 TD Home argues that the reporting requirements contained in s. 3 of the Regulation are akin to conditions precedent in the nature of limitation periods, because s. 8(1) of the Regulation provides that no person can bring an action to recover an amount under the contract of insurance “unless the requirements of this Schedule with respect to the claim have been complied with.”
 I am not persuaded by this argument, for two reasons. First, the decision of the Supreme Court in Falk Bros. stands squarely against it. The reporting requirements contained in s. 3 of the Schedule are functionally similar to the notice of claim requirement at issue in Falk Bros. Both operate with the view of providing the insurer with timely information about the loss so that it can investigate the matter, if it so choses. The nature of Mr. Dams’s failure to comply in the present case clearly falls within the class of cases covered by the statutory language in s. 129 – i.e. a statutory condition as to the proof of loss to be given to the insured or other matter or thing required to be done omitted by the insured with respect to the loss.
 Second, to assess the effect of s. 8(1) of the Schedule on the availability of relief under s. 129 of the Insurance Act, the Schedule must be read in its entirety. Section 8(1) applies to all the requirements of the Schedule concerning uninsured automobile coverage. In addition to the reporting requirements imposed by s. 3, the Schedule also requires a person entitled to make a claim to give notice of the claim and to provide a proof of claim: s. 6. To accept the interpretation of s. 8(1) advanced by TD Home would result in that section of the Schedule precluding relief from forfeiture for imperfect compliance with the obligation to provide a proof of loss, a matter for which s. 129 specifically affords relief from forfeiture. Such an interpretation of the Schedule would run counter to the very purpose of the statutory provision. In my view, such an untenable interpretation signals that s. 8(1) of the Schedule does not transform all the requirements imposed on a claimant by the Schedule into conditions precedent to a claim for which relief from forfeiture is not available.

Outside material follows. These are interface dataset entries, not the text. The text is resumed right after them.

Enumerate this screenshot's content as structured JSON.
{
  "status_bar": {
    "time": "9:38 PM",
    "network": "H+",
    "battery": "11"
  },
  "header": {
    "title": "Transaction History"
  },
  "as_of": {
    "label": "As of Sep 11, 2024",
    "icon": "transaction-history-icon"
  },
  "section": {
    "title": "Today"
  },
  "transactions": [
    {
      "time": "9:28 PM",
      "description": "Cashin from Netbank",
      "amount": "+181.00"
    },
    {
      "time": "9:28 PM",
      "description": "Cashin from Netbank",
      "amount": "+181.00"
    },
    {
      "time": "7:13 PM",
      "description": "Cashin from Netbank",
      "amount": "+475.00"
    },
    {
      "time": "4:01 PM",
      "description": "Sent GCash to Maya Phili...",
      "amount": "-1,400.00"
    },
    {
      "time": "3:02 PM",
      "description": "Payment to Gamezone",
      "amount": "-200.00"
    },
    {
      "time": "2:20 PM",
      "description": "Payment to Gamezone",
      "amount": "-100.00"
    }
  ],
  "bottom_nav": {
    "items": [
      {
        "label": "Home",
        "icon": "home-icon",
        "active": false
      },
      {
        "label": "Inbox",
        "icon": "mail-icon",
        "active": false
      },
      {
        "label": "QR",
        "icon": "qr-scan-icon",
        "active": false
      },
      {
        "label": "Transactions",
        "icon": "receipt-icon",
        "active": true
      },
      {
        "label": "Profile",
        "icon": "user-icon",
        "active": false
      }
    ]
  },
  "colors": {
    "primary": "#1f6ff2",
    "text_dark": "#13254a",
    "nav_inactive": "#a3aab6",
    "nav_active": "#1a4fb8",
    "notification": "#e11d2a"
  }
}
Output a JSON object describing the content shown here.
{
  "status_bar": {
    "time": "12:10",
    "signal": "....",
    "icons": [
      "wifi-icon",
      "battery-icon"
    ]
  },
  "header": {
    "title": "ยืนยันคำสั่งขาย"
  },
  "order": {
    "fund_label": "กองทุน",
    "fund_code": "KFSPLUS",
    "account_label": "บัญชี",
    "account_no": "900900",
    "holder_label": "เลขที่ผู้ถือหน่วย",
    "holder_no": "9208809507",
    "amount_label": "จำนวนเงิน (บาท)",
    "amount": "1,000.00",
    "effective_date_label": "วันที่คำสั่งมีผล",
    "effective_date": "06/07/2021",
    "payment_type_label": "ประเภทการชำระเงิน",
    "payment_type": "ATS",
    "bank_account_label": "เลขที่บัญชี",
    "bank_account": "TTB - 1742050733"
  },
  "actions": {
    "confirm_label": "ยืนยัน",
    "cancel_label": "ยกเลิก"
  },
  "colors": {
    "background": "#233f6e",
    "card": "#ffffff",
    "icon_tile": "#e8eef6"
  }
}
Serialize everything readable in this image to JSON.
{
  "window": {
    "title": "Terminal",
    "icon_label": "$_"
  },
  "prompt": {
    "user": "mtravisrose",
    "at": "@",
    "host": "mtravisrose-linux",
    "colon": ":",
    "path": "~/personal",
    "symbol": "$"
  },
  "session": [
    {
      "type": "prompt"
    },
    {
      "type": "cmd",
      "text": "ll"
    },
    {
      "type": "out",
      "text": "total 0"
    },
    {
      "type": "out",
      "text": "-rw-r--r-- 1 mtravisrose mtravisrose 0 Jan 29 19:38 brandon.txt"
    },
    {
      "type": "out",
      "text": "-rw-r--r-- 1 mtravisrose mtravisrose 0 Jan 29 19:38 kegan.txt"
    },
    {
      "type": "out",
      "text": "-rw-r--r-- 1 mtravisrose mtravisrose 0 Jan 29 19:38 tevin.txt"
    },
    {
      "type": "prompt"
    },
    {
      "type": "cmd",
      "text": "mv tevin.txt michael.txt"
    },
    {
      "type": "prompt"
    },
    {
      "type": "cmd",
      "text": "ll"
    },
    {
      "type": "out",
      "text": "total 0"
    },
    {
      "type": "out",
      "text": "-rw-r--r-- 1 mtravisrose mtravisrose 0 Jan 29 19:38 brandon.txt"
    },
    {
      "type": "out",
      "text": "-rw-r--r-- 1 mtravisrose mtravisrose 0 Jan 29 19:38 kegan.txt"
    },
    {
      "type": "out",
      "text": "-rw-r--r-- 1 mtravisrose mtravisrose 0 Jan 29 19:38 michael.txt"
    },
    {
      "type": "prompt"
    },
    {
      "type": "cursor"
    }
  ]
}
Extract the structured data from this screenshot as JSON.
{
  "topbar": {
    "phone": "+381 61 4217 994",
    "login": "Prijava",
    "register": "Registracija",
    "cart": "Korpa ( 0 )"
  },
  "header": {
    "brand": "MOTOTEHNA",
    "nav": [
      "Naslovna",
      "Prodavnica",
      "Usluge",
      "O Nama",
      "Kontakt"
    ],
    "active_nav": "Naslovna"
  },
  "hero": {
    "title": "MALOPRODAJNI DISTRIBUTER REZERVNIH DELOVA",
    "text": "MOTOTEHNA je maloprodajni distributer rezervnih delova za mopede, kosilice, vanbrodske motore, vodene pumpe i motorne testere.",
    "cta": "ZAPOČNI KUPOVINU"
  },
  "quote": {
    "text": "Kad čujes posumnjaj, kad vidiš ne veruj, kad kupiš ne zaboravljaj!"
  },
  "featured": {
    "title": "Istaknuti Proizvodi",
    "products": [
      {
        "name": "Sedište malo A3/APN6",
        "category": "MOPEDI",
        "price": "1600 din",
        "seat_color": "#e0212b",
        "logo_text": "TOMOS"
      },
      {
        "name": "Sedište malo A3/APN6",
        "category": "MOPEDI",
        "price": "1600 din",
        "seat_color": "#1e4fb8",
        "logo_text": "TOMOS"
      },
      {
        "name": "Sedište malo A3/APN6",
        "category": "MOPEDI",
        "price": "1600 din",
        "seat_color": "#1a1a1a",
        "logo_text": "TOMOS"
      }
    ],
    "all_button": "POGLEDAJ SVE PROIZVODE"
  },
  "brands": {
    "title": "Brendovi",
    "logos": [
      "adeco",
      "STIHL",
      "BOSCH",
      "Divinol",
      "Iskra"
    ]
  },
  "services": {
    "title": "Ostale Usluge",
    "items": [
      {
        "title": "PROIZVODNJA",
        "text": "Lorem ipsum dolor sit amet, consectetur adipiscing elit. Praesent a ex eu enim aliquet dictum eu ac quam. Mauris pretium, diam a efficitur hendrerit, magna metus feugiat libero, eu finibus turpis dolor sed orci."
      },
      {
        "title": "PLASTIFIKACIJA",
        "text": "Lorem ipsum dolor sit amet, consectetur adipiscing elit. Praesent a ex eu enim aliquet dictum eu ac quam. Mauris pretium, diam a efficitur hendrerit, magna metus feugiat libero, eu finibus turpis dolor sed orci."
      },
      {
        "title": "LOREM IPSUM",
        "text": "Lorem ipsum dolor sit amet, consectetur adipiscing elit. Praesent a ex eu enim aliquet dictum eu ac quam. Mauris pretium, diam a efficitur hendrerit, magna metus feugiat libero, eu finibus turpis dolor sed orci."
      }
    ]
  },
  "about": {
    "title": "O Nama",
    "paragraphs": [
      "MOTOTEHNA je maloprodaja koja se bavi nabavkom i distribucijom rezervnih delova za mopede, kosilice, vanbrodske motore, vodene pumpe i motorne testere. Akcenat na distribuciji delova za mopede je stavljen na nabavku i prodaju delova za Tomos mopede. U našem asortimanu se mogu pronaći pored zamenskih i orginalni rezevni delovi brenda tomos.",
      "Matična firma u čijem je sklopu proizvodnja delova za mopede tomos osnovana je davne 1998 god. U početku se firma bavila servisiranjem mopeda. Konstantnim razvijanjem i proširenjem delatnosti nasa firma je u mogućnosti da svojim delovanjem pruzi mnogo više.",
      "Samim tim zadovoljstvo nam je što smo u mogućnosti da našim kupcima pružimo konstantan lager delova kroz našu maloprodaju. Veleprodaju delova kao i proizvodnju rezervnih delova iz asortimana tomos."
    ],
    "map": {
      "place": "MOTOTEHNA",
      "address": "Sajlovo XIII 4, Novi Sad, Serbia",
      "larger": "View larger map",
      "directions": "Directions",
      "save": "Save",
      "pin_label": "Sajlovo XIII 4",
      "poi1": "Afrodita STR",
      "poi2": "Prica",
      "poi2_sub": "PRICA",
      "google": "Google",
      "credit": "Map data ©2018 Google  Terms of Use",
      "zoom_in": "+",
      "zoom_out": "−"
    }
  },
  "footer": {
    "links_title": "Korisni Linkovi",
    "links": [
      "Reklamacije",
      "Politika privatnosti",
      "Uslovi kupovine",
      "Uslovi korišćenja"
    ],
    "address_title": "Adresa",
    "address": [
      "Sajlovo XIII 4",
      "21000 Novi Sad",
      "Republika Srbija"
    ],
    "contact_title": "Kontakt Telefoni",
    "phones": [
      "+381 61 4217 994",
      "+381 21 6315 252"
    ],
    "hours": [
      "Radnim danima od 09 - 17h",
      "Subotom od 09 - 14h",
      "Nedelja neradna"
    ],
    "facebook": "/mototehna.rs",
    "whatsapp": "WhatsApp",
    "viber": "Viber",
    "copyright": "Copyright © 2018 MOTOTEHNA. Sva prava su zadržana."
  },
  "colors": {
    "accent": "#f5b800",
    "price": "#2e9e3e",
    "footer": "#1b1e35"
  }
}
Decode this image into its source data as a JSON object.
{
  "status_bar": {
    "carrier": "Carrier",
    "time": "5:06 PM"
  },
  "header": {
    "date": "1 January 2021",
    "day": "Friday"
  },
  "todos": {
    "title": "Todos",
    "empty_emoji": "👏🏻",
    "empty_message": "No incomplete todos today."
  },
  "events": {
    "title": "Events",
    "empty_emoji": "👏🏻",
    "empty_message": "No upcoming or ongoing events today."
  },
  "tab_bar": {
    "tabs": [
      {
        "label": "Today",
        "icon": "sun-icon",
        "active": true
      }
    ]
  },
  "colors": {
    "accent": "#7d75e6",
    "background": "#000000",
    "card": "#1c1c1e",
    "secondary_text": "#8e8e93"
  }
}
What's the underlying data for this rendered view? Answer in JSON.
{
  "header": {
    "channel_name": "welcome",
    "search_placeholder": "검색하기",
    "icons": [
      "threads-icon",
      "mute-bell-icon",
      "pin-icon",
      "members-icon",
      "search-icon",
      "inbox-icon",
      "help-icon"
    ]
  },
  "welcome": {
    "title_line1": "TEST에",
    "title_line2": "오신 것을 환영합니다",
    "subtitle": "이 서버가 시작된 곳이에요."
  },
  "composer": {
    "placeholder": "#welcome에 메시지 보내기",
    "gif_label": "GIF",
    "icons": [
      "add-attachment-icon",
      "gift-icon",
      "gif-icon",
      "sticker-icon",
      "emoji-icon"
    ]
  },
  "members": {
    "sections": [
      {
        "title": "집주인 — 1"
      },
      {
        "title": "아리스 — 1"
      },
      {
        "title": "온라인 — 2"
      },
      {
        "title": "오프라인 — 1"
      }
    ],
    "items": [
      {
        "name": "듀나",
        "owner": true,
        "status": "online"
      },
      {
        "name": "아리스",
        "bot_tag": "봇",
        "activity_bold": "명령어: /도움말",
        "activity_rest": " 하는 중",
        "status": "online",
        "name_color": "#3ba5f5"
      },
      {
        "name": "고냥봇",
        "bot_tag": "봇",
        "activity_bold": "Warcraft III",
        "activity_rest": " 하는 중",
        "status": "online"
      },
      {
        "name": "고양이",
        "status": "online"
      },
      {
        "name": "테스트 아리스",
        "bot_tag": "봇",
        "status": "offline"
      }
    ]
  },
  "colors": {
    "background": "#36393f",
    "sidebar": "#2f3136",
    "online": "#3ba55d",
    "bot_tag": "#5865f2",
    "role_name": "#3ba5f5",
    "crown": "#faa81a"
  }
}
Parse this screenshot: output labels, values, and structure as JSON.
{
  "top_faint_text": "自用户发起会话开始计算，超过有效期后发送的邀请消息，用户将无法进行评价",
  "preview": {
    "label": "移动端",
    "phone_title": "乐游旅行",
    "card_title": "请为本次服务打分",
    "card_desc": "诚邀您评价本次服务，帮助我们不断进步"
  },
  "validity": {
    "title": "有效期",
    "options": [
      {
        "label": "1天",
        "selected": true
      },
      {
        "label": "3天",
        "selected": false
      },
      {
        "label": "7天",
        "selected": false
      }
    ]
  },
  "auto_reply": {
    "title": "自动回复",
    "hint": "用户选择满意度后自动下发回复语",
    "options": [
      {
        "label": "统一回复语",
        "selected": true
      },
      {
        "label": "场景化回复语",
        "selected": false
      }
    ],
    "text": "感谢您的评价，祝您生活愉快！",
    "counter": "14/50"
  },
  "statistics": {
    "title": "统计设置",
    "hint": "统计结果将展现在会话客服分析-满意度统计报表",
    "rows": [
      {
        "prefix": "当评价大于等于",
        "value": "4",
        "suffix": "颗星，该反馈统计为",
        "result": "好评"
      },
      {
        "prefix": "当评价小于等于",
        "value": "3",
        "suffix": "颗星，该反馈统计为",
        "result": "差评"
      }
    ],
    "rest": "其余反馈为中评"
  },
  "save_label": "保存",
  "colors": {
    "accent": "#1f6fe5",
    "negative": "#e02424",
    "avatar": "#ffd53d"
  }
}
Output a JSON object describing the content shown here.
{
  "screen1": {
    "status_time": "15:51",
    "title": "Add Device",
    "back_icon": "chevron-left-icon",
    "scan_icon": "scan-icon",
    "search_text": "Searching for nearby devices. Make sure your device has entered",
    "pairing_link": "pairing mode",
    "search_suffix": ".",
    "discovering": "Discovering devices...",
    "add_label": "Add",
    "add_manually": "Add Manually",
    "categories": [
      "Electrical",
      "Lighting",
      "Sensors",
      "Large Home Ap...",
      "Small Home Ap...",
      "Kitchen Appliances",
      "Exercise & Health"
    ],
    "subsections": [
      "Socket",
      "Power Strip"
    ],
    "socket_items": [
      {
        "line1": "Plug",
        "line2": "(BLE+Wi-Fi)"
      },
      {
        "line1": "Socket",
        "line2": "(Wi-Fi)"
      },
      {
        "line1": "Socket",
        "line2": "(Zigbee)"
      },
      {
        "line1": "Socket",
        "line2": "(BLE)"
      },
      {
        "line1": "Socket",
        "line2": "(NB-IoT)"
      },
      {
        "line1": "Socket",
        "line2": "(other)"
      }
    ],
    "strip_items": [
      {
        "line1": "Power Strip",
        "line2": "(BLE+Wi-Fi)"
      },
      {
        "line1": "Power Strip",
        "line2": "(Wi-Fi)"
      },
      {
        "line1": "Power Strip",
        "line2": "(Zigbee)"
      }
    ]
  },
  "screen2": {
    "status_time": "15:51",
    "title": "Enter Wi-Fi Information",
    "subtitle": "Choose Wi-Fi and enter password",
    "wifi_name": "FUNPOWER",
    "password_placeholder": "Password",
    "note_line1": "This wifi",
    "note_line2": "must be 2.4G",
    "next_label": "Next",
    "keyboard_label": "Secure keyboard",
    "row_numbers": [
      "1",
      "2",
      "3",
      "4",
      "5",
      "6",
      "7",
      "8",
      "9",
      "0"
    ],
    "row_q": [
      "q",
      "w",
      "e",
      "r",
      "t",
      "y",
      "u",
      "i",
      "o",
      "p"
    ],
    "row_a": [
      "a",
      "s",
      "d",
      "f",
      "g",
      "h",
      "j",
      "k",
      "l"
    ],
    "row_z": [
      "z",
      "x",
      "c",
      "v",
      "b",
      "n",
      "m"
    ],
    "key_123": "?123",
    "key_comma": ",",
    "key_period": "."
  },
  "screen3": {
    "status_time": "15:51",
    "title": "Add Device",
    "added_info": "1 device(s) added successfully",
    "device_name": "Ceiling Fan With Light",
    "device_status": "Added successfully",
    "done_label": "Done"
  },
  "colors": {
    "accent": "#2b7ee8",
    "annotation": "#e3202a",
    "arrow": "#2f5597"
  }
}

Instead, s. 8(1) must be read in the light of s. 129 of the Insurance Act and the principles set down by the Supreme Court in the Falk Bros. case. When so read, relief from forfeiture under s. 129 of the Insurance Act is available where a claimant has failed to meet the time periods for the reporting requirements set out in s. 3 of the Schedule.
 Consequently, the trial judge did not err in holding that Mr. Dams was entitled to claim relief from forfeiture under s. 129 of the Insurance Act in respect of his failure to make a report to the police and to provide an accident statement to TD Home within the times stipulated by s. 3 of the Schedule. Since TD Home limited its argument to the jurisdiction of the trial judge to grant relief from forfeiture and did not contend that the trial judge had failed to look at all relevant factors when considering whether to grant relief from forfeiture, the conclusion that the trial judge could grant relief from forfeiture under s. 129 disposes of this part of the appeal.